> _Task_
In the entries below, identify every line with the string "star" and copy it.

> _Record excerpts_
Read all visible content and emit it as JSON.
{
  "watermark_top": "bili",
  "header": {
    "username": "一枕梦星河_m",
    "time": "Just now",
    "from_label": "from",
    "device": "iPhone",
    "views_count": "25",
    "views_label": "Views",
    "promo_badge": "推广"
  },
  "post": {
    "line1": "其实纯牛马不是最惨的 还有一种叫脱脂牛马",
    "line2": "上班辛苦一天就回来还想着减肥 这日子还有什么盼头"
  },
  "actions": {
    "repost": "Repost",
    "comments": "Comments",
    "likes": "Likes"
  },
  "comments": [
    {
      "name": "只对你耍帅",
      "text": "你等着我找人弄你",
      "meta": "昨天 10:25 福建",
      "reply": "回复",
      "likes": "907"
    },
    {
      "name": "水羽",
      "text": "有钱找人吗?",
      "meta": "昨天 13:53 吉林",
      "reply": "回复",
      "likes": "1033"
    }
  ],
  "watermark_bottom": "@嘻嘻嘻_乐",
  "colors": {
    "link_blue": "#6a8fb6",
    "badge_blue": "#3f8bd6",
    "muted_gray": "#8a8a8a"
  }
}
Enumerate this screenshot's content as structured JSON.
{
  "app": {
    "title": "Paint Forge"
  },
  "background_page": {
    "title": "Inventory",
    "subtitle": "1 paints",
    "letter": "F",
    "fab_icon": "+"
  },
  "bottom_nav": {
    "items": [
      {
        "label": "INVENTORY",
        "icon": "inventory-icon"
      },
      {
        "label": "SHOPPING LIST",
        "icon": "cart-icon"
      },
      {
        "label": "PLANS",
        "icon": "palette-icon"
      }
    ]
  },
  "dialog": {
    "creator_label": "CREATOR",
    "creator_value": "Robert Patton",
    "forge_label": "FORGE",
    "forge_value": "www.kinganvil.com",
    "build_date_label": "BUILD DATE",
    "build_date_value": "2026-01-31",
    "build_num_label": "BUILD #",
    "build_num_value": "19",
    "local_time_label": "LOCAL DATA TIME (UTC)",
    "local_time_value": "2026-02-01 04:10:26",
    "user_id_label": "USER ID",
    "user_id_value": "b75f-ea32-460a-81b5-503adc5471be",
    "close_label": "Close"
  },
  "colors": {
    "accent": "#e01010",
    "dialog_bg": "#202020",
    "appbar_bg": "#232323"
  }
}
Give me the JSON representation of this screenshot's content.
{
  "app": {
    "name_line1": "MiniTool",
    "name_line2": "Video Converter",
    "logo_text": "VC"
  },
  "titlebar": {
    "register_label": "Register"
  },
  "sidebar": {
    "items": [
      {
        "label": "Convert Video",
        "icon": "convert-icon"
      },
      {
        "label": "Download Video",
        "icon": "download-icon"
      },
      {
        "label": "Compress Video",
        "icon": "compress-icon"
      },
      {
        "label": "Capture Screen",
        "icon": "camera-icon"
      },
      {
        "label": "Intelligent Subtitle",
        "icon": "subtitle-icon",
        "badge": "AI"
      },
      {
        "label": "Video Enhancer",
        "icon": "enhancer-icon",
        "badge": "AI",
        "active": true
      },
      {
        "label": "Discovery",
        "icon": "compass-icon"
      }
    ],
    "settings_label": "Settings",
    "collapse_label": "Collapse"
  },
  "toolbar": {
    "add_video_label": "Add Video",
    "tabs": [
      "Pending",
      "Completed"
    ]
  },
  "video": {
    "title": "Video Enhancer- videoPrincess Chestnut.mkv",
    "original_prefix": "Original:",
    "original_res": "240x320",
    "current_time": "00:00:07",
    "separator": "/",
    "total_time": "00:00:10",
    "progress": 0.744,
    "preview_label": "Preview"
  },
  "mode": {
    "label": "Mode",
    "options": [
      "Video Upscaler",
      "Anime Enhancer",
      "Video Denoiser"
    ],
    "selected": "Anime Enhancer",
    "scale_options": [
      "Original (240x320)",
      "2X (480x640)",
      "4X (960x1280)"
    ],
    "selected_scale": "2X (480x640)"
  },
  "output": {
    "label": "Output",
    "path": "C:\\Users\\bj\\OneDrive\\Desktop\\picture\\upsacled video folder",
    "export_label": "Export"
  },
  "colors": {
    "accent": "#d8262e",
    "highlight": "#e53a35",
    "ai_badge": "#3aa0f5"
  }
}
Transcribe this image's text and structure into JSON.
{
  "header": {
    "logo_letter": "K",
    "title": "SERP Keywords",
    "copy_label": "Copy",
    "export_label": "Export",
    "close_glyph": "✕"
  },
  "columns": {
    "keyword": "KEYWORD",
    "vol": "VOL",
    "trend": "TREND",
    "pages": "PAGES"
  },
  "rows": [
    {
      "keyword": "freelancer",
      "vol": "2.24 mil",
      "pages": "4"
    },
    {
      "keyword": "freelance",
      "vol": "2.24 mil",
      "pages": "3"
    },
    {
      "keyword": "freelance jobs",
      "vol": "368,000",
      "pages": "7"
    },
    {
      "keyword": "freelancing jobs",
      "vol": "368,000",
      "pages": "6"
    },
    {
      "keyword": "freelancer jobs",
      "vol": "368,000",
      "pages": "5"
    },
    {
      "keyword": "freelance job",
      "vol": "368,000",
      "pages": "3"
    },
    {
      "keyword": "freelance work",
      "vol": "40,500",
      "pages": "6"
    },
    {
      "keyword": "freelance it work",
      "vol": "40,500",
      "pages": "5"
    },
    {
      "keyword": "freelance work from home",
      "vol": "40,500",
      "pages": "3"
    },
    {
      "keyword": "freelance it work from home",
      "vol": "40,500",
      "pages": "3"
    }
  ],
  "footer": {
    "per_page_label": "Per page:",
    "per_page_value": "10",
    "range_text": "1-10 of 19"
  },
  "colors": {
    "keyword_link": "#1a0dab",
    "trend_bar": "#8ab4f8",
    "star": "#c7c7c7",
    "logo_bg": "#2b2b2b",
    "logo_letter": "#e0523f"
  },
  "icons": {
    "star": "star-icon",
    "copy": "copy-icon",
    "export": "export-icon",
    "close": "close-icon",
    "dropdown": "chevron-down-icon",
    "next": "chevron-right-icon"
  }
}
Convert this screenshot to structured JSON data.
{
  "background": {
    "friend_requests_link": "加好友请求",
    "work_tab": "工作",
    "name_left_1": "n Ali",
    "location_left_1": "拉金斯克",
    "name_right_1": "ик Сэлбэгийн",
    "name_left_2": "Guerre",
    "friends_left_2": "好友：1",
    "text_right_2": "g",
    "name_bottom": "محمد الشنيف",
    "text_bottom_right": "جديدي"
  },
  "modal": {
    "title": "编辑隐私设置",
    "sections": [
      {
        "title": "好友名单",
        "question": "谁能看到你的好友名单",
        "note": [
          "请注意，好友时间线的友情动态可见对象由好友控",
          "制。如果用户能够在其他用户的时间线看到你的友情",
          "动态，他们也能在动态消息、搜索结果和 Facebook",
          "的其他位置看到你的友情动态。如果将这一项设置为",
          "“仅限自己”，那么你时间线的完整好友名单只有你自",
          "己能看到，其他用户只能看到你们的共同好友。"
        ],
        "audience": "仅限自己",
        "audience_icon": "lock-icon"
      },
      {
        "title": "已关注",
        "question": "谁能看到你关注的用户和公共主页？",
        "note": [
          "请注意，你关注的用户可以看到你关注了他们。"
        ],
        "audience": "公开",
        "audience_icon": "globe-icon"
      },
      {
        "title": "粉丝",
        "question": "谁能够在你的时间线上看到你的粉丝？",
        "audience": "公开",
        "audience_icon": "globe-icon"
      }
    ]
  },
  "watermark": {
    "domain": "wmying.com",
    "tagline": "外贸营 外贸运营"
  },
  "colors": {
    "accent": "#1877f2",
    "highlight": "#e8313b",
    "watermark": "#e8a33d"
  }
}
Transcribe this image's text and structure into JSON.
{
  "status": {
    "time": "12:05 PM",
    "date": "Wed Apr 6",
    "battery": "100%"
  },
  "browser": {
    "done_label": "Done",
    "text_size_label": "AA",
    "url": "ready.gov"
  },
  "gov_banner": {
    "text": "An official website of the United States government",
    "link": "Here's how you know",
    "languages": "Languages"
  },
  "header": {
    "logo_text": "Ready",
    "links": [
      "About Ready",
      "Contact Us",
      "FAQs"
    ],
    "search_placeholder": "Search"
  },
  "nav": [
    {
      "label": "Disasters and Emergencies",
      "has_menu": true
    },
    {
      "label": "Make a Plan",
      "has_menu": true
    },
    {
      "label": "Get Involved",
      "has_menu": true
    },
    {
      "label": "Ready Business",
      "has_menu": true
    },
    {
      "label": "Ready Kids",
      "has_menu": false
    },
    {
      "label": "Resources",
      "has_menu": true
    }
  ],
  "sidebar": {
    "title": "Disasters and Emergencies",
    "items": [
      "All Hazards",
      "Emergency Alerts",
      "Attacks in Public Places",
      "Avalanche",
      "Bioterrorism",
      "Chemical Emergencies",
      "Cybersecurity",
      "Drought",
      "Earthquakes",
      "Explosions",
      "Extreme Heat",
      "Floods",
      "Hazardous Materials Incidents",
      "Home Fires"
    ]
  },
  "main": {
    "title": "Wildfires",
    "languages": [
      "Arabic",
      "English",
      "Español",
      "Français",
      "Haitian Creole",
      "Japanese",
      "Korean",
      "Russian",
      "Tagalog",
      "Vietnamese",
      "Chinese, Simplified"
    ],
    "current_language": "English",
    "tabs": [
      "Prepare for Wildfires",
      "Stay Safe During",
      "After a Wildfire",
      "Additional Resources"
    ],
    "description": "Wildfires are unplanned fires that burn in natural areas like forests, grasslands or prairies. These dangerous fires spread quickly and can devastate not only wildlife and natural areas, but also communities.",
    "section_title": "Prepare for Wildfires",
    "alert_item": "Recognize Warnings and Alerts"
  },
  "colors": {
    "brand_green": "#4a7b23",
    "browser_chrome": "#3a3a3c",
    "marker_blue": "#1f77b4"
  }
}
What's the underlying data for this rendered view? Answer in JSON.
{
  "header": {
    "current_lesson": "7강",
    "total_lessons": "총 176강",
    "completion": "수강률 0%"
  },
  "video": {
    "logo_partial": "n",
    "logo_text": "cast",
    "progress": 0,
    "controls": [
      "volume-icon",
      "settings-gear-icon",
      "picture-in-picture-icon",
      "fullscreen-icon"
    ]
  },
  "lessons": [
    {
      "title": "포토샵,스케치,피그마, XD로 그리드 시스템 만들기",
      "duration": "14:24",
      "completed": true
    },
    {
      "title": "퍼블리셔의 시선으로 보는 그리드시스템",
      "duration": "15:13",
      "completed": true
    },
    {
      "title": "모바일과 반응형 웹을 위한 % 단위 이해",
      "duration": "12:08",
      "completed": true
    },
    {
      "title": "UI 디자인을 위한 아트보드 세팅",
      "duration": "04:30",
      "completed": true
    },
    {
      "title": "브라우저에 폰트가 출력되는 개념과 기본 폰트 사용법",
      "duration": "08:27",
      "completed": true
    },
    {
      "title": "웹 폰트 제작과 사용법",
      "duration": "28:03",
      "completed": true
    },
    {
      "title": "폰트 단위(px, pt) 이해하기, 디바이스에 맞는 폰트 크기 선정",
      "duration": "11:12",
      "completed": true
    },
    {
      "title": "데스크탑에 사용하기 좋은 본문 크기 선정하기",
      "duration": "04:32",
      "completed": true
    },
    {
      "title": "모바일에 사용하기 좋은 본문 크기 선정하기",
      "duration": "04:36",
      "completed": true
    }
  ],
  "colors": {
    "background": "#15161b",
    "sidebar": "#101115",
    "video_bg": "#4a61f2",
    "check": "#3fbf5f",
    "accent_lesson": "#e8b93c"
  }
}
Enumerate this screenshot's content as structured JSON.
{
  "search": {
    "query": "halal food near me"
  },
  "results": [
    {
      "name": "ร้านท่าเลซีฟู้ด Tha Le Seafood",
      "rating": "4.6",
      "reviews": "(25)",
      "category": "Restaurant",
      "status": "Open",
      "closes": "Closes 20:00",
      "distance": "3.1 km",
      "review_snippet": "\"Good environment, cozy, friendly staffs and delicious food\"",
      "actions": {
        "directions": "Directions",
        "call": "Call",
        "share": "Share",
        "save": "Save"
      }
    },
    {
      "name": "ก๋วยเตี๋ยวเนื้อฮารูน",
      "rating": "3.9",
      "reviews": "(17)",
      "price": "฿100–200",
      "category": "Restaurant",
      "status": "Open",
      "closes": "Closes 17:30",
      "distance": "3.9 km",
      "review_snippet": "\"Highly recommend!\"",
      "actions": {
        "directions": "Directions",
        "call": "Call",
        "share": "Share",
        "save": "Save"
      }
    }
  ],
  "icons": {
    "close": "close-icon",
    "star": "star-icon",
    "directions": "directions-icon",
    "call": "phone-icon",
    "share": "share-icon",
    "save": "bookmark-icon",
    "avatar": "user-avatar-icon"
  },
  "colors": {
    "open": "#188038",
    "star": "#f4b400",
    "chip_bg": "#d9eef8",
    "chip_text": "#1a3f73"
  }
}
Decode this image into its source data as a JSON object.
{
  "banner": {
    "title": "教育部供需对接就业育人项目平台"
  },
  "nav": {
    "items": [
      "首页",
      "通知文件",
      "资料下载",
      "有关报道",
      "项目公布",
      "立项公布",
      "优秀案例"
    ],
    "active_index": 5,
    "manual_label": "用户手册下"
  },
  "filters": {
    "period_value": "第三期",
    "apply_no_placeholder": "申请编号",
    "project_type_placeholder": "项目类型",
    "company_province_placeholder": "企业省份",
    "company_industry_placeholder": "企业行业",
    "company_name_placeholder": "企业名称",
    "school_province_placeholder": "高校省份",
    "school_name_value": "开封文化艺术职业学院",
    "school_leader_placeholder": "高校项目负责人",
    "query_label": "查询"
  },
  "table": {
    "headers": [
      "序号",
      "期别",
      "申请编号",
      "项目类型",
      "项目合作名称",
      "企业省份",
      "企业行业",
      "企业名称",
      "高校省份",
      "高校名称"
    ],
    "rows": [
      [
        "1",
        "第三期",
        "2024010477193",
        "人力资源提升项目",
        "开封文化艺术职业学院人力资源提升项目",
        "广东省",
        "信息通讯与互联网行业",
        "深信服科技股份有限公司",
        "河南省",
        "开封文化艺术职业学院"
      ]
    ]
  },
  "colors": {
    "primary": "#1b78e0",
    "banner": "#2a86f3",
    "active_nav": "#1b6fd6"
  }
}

> _Answer space_
    "star": "#c7c7c7",
    "star": "star-icon",
    "star": "star-icon",
    "star": "#f4b400",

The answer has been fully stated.